--- START ---
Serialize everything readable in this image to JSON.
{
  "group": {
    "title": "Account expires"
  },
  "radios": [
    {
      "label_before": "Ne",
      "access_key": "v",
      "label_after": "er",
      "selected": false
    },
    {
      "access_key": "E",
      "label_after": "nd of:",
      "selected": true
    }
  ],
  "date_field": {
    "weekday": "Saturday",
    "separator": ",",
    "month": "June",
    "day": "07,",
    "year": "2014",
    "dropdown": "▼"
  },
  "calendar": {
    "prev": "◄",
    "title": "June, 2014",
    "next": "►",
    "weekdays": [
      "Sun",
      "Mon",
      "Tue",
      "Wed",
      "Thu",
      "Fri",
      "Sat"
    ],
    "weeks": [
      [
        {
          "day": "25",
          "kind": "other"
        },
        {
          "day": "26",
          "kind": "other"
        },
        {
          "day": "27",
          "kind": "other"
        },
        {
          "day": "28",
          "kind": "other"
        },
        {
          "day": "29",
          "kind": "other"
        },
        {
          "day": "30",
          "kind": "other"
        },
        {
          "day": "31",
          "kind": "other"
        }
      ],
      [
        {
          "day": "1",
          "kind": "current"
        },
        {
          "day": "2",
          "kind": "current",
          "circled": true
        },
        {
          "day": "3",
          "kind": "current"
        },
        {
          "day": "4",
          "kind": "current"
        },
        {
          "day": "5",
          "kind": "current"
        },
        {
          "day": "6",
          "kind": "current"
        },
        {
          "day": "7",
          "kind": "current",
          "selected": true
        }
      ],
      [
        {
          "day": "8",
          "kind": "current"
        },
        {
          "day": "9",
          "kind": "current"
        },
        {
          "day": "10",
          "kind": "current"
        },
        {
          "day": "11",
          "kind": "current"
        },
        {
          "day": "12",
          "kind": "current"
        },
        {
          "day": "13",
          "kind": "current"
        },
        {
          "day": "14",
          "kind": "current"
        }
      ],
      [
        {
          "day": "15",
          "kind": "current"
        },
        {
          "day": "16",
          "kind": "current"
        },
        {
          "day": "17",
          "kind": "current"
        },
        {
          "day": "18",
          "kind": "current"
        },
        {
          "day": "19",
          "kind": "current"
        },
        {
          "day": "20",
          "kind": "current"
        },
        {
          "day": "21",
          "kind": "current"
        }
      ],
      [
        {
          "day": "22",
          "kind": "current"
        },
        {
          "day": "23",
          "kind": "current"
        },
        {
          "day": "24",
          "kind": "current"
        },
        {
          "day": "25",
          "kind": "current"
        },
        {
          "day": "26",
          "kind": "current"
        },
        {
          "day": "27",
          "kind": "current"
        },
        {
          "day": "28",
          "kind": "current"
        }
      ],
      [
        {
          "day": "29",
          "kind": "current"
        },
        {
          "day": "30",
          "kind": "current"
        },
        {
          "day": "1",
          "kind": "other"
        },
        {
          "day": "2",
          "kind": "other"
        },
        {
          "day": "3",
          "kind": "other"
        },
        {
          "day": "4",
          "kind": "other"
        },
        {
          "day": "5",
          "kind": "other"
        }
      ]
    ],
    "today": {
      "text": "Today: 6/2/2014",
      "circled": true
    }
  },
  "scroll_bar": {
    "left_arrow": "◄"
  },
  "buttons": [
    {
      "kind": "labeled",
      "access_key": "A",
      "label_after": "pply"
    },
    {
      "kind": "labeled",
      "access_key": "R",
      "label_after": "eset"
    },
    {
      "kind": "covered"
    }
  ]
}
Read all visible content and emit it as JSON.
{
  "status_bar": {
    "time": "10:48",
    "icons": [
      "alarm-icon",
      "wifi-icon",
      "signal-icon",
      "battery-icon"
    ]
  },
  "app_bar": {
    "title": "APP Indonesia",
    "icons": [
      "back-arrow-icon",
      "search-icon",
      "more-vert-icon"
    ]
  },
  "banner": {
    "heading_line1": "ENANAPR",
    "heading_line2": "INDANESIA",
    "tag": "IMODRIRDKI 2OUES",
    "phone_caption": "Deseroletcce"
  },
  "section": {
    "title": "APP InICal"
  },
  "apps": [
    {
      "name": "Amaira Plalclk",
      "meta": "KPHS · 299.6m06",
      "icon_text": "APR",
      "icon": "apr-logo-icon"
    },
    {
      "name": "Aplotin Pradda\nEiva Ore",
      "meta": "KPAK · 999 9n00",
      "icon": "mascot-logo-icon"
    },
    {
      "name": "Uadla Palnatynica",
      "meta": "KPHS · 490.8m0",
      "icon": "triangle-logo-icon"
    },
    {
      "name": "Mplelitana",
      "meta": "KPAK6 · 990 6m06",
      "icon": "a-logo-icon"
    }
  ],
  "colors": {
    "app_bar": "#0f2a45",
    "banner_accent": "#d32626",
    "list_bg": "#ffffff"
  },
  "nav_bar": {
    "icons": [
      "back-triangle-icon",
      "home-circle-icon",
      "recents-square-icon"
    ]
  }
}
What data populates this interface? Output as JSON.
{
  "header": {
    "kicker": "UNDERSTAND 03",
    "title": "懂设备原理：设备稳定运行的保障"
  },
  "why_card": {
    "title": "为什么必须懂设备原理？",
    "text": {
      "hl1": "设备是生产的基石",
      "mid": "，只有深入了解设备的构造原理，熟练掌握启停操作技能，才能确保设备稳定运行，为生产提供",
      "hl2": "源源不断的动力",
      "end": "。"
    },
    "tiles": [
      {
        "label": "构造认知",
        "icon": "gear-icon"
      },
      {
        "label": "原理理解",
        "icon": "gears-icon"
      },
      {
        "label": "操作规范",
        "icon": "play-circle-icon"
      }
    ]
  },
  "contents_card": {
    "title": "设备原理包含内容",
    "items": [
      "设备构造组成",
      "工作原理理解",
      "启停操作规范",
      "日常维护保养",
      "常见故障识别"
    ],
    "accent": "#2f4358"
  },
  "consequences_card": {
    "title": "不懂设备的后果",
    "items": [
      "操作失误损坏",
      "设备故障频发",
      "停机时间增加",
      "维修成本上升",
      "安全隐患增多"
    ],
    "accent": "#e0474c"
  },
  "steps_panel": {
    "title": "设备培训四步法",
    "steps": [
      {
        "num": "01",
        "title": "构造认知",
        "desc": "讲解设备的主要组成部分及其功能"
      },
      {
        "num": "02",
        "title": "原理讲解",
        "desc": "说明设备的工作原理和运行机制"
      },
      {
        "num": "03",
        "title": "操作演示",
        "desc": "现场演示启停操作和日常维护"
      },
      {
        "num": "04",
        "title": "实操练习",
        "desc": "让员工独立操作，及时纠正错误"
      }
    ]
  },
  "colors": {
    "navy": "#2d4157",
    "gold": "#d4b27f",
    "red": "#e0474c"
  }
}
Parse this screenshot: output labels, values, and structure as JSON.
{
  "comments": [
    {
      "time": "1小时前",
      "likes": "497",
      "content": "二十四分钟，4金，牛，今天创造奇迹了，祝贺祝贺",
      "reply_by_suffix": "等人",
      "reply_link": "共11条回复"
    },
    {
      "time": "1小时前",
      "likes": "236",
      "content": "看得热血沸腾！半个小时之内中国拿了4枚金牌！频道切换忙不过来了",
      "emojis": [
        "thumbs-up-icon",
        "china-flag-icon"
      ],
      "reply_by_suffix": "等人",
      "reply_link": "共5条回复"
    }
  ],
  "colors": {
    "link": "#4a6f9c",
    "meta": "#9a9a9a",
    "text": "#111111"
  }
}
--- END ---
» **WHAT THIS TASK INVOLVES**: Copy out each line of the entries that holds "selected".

» **RESULT OF THIS TASK**:
      "selected": false
      "selected": true
          "selected": true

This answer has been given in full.